This is the next to last column before the legislature adjourns and time to bid farewell to a few of the many who have indicated they won't return.
Tim Foster. Only Wayne Knox and I served in the legislature with Tim's father and with Tim. The present Rep. Foster started out as a brash know-it-all his early years. He has matured considerably since and he has handled the majority leader's position in a professional, intelligent manner. Having served with about 400 different legislators, I'd place Tim in the top forty.
Rep. Foster is not going to disappear. I'll wager he'll either be a candidate for a vacant congressional seat or possibly an attorney generalship in the not-too-distant future.
Wayne Knox. No one still on the scene has experienced changes in the legislature that Wayne Knox has. Wayne served 32 years, between 1961 and 1997, 16 wins, one loss, and one "sit-out". Those 32 years in the House set a record that will never be broken. Wayne served six years in the majority and with his departure, there is not a single Democrat in the legislature who has ever served in the majority. Wayne was and is a good friend, and in the decades we served together, he never once went back on his word.
You always knew where Wayne stood on the issues. He was and is an unabashed liberal and proud of it. While other legislators moaned about a heavy-handed majority in the 1980s, Wayne did something about it, and it is in the constitution: Give A Vote to Every Legislator (GAVEL).
Peggy Kerns. Rep. Kerns has a natural talent for leadership, and did very well on her legislative priorities. Most important, she understands people and would make an interesting diplomat if she decides not to go for the U.S. Senate. I expect to see Rep. Kerns in the Romer (or Schoettler) cabinet in 1997.
Diana DeGette. Congress' potential future gain is the Colorado legislature's loss. She worked many years in my legislative campaigns, is a good friend, and I thought hers was a textbook perfect campaign for HD 6 after I retired. Rep. DeGette accomplished much in her short stay in the House and I expect her congressional years will be longer than the two terms in the Colorado House.
Lloyd Casey. This is a senator with many bright, innovative ideas worth implementing, but without the wherewithal to turn them into laws. In four years, Casey introduced 21 bills, had one pass in 1995 and one still alive in 1996 as this is being written.
I thought his agriculture bill in 1996 allowing farmers to grow hemp (as many European countries do) had a chance with competent lobbying and credible witnesses. As I wrote in the Statesman last December, if the bill had started in the House with a Republican as chief sponsor, it might have passed.
Peggy Lamm.
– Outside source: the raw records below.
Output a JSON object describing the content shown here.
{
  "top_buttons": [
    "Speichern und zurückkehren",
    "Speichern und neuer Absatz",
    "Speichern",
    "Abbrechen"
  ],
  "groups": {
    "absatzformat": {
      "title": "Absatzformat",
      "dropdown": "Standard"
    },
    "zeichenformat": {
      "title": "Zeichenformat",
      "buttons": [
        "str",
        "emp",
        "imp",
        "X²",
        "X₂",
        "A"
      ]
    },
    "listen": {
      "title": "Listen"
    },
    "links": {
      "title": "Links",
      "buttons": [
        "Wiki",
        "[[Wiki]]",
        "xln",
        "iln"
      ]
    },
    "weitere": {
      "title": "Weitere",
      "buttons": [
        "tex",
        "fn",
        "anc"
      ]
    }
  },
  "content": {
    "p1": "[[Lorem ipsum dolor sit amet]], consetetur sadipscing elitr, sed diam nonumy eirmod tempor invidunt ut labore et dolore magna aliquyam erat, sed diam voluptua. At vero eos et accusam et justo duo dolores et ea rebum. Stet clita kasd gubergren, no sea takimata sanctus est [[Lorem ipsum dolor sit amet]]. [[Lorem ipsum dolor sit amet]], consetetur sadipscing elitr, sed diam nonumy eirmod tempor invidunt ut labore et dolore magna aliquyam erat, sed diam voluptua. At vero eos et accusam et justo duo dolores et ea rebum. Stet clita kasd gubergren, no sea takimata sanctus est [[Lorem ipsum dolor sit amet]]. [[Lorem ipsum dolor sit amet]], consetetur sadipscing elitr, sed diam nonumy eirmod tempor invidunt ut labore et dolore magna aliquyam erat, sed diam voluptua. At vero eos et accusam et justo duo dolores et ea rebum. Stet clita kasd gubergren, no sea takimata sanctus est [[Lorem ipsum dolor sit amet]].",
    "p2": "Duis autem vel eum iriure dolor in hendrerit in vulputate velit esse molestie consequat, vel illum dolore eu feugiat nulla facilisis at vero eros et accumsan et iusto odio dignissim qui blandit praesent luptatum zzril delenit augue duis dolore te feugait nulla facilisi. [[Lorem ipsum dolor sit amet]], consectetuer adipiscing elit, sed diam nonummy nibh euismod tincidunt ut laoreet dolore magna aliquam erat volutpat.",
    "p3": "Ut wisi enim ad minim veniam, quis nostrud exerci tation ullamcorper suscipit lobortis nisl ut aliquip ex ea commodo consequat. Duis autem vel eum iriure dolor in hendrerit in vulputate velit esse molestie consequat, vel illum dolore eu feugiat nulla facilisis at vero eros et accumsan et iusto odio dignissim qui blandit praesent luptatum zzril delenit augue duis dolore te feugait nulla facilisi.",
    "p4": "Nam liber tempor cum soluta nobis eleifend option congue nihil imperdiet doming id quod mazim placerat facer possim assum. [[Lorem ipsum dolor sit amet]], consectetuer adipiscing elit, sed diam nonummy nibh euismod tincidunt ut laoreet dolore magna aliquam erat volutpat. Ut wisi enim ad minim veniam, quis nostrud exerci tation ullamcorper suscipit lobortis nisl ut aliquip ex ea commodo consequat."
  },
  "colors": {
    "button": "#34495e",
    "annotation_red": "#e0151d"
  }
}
An intelligent legislator who was definitely slated for leadership in future years. I'm not really privy as to why such a short stay for someone who worked so very hard to get here, but I can recall the words of Oscar Wilde:
"In this world, there are only two tragedies. One is not getting what one wants, and the other is getting it."
Jerry Kopel writes a column for the Statesman based on 22 years past experience as a state legislator.
Copyright 2015 Jerry Kopel & David Kopel